Project Fee Structures: Being Upfront about Costs—is the Best Policy
“It’s next to impossible to ‘go back’ and request more funding,” said one audience member. When the inevitable occurs and a project hits a bump in the road or a design “evolves” due to unforeseen circumstances, Thomas’s advice is to “pull off the band-aid as quickly as possible with the client and go back to the contract.” The original contract will define what is part of the scope of work and what is not. Referencing specifics, e.g., exactly what was budgeted for and what was spent, provides you with a starting point for negotiating additional service fees.
Graham summarized the challenges faced by professional service providers best when she said, “You want the entire team on board with how fees impact overall project costs. You never want to hear, ‘I didn’t know’.” She added, “Regardless of your role, part of being a trusted advisor to your client is understanding that all fees are to be respected throughout the project.”
Did you know…? Hidden Impacts Unveiled
- Architecture and finishes typically represent less than 50% of the total construction budget and sometimes as little as 30%. An argument can be made that chipping away at the design may only diminish the final outcome and not deliver the desired returns.
- Soft costs (consultant costs) can comprise anywhere from 10% to 30% of the project costs and are highly susceptible to building and market conditions. Typical variables include remediation, customization, and phasing requirements. Too often a client’s operational needs trump gains from economy of scale.
- IT/AV/security equipment and cabling are probably the most difficult category of expenditure to nail down. Multiple layers of approval will likely be required, from the client’s in-house IT team to facilities management to plain management.
- If only moving were that simple. Building owners and suppliers charge fees for non-business hour freight elevator use, early lease termination and move-in, space remediation, and the disconnection and connection of equipment.
- Professionals should be paid for all of your time, not just some of your time.
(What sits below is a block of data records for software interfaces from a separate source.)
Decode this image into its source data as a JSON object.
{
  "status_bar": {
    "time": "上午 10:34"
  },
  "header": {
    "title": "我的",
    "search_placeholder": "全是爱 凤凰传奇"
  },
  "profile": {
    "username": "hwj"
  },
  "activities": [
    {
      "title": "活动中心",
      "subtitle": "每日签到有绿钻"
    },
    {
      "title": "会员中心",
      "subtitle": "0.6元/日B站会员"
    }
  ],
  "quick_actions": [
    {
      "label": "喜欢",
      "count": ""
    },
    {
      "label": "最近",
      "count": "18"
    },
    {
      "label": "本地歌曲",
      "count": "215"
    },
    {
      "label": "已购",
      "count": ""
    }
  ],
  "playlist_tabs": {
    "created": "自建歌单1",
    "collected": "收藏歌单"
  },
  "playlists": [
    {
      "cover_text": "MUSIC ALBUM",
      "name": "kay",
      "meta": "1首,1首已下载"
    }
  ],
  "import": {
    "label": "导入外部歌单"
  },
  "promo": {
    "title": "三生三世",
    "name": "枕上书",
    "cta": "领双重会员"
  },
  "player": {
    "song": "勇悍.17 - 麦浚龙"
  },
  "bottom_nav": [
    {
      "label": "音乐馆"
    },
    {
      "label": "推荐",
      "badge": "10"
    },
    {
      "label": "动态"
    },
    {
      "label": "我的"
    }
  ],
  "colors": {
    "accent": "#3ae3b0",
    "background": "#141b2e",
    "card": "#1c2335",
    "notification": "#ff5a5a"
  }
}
For example, a 10% mark-up is common to cover administrative fees associated with hiring (and vetting) consultants on the owner’s behalf.